This book is a study of the establishment and development of historical societies in the late nineteenth and early twentieth century American West. It concentrates on the people who created the historical societies of Kansas, Oregon, and Wisconsin, from the first charter generation through to the first generation of professional historical society workers. This study fills an important gap in the knowledge of the role those outside of the academy have held in the process of history making, namely the role of state historical societies.
Amanda Laugesen is Lecturer in History and American Studies at Flinders University.

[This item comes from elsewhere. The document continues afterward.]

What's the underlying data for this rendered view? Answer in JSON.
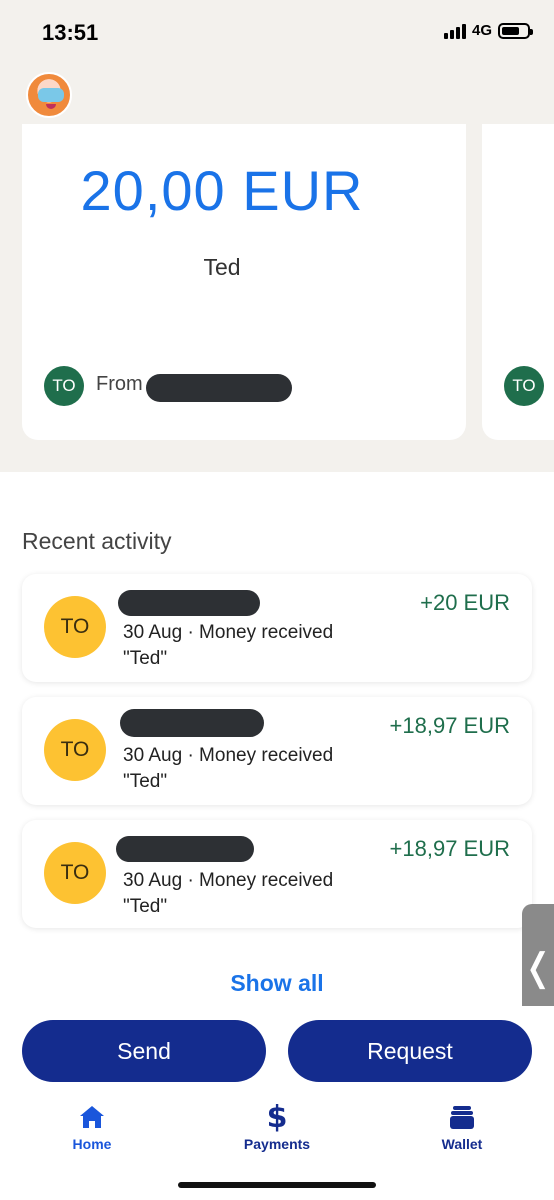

Acknowledgements; Preface Professor Ian Tyrell; 1. Introduction; 2. A Country to be Settled, A History to be Written; 3. Temples of Knowledge and Scholars' Workshops: the Evolution of the Historical Society, 1870-1910; 4. Stories and Histories; 5. Ambiguities of the Deep Past: Museums, Relics, and the Making of Knowledge; 6. Inscribing Place: Historical Societies and Ephemeral Celebrations; 7. Memorials, Monuments, and the Making of Public Historical Culture; Bibliography; Index.